He noted the EU should support the construction of a new gas pipeline to the Caspian sea, bypassing Russia.
He also said the EU should complete energy market liberalisation so that “no one single energy supplier can blackmail any one single nation” in future, alluding to Russian gas supplier Gazprom.
Nato officials later told media the views on shale are Rasmussen’s own and do not reflect the alliance’s official position, but it published an audio file of his Chatham House remarks on its website.
Rasmussen visited London in preparation for a Nato summit in Wales in September.
He said in his Chatham House speech that Russia’s “aggression” against Ukraine is part of a “turning point in history” after the end of the Cold War.
He urged EU countries to follow the example of Poland, Romania, and the Baltic states in boosting defence spending to 2 percent of national GDP.
He also said in the Q and A portion there is “a new build-up” of Russian forces on the Ukraine border in what amounts to keeping “an option open to intervene further in Ukraine”.
He noted that if Russia openly invades its neighbour, it would trigger “deeper, broader, more profound economic sanctions”, but he ruled out a Nato military response saying Nato is “focused on the defence of our allies [members].”
Environmental groups ridiculed Rasmussen’s shale remarks.
“The idea we’re puppets of [Russian leader] Putin is so preposterous that you have to wonder what they’re smoking over at Nato HQ,” a Greenpeace spokesman said.
A Friends of the Earth spokesman noted, in an ironic reference to British reluctance to invest in renewable sources, that: “Perhaps the Russians are worried about our huge wind and solar potential, and have infiltrated the UK government.”
Dedicated anti-shale groups, such as Frack Off and Rising Tide, said their “grassroots” movements depend on ordinary people’s concerns.
The US is the global leader in shale oil and gas extraction, which relies on fracking - blasting a cocktail of water and chemicals into underground shale deposits.
Green groups say fracking can cause ground subsidence and pollute groundwater.
They also say shale development will “lock” industrialised states into fossil fuel use instead of cleaner energy.
According to US statistics, the Baltic states, France, Germany, Poland, Sweden, and the UK have the largest shale reserves in Europe.
Poland is leading the way in Europe. It has drilled more than 60 exploratory wells and its environment minister, Maciej Grabowski, recently said commercial extraction could begin in Pomerania, on the Baltic Sea coast, by the end of 2014.
A 2013 US study into shale underlined the importance of local geology, however.
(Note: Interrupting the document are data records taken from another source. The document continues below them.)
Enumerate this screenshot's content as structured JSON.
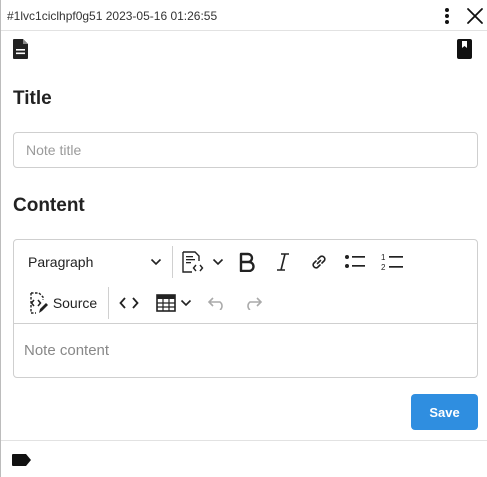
{
  "window": {
    "meta": "#1lvc1ciclhpf0g51 2023-05-16 01:26:55",
    "icons": {
      "menu": "more-vertical-icon",
      "close": "close-icon"
    }
  },
  "header_icons": {
    "left": "note-file-icon",
    "right": "notebook-icon"
  },
  "form": {
    "title_label": "Title",
    "title_placeholder": "Note title",
    "title_value": "",
    "content_label": "Content",
    "content_placeholder": "Note content"
  },
  "editor_toolbar": {
    "heading_select": "Paragraph",
    "source_label": "Source",
    "items": [
      "insert-template",
      "bold",
      "italic",
      "link",
      "bulleted-list",
      "numbered-list",
      "code",
      "table",
      "undo",
      "redo"
    ]
  },
  "actions": {
    "save_label": "Save"
  },
  "footer": {
    "icon": "tag-icon"
  },
  "colors": {
    "accent": "#2f8ee0",
    "border": "#cfcfcf",
    "text": "#222222"
  }
}
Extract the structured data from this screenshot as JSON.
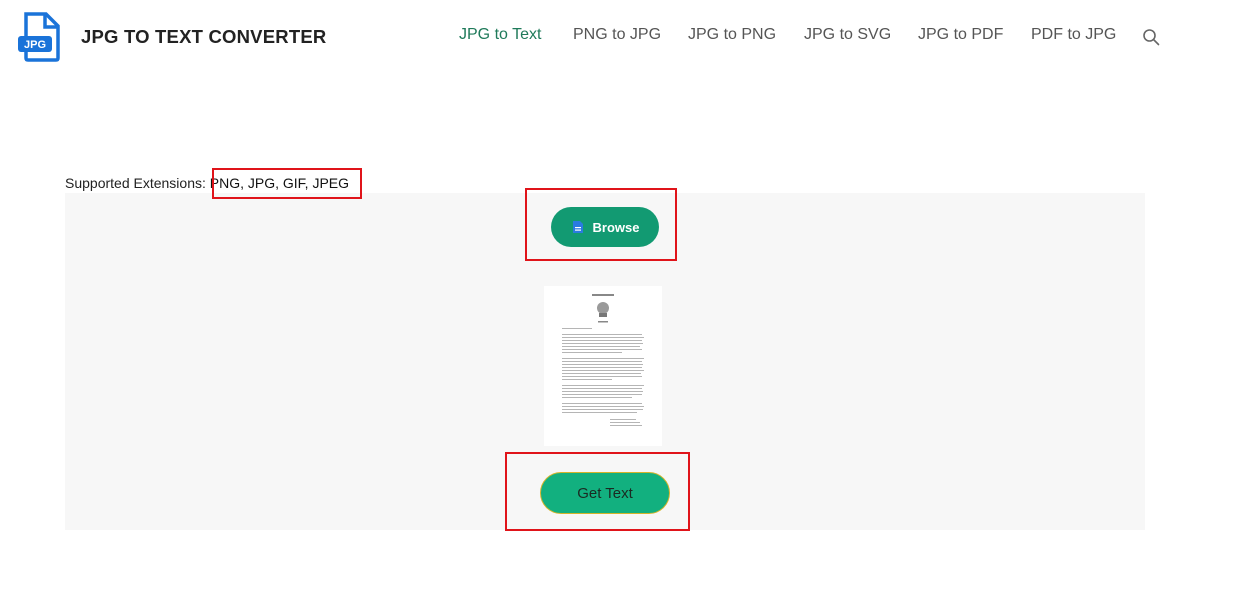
{
  "header": {
    "brand": "JPG TO TEXT CONVERTER",
    "logo_text": "JPG",
    "nav": [
      {
        "label": "JPG to Text",
        "active": true
      },
      {
        "label": "PNG to JPG",
        "active": false
      },
      {
        "label": "JPG to PNG",
        "active": false
      },
      {
        "label": "JPG to SVG",
        "active": false
      },
      {
        "label": "JPG to PDF",
        "active": false
      },
      {
        "label": "PDF to JPG",
        "active": false
      }
    ],
    "search_icon": "search-icon"
  },
  "main": {
    "supported_label": "Supported Extensions:",
    "supported_values": "PNG, JPG, GIF, JPEG",
    "browse_label": "Browse",
    "browse_icon": "file-icon",
    "get_text_label": "Get Text"
  },
  "colors": {
    "accent": "#129a72",
    "nav_active": "#1f7a5a",
    "highlight": "#e0141a",
    "logo_blue": "#1a73d9"
  }
}
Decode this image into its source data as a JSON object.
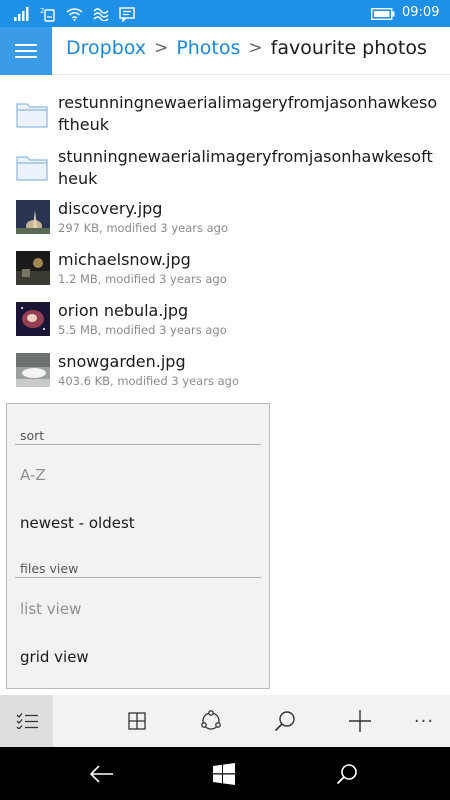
{
  "status_bar": {
    "time": "09:09",
    "icons": [
      "signal-icon",
      "sim-icon",
      "wifi-icon",
      "nfc-icon",
      "message-icon",
      "battery-icon"
    ]
  },
  "header": {
    "menu_icon": "hamburger-icon",
    "breadcrumb": {
      "root": "Dropbox",
      "parent": "Photos",
      "current": "favourite photos",
      "separator": ">"
    }
  },
  "files": [
    {
      "type": "folder",
      "name": "restunningnewaerialimageryfromjasonhawkesoftheuk",
      "meta": ""
    },
    {
      "type": "folder",
      "name": "stunningnewaerialimageryfromjasonhawkesoftheuk",
      "meta": ""
    },
    {
      "type": "image",
      "name": "discovery.jpg",
      "meta": "297 KB, modified 3 years ago"
    },
    {
      "type": "image",
      "name": "michaelsnow.jpg",
      "meta": "1.2 MB, modified 3 years ago"
    },
    {
      "type": "image",
      "name": "orion nebula.jpg",
      "meta": "5.5 MB, modified 3 years ago"
    },
    {
      "type": "image",
      "name": "snowgarden.jpg",
      "meta": "403.6 KB, modified 3 years ago"
    }
  ],
  "menu": {
    "sort_header": "sort",
    "sort_az": "A-Z",
    "sort_newest": "newest - oldest",
    "view_header": "files view",
    "view_list": "list view",
    "view_grid": "grid view"
  },
  "app_bar": {
    "icons": [
      "select-list-icon",
      "grid-icon",
      "share-icon",
      "search-icon",
      "add-icon",
      "more-icon"
    ],
    "more_label": "···"
  },
  "nav_bar": {
    "icons": [
      "back-icon",
      "windows-icon",
      "search-icon"
    ]
  },
  "colors": {
    "accent": "#1e90e8",
    "link": "#1e88d8",
    "menu_bg": "#f2f2f2",
    "nav_bg": "#000000"
  }
}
The 2013 survey downgraded its 2011 estimate of available shale in Poland’s Lubmin basin from 44 trillion cubic feet to 9 trillion due to geological problems discovered on the road to extraction.
It downgraded Norway’s available shale from 83 trillion cubic feet to zero.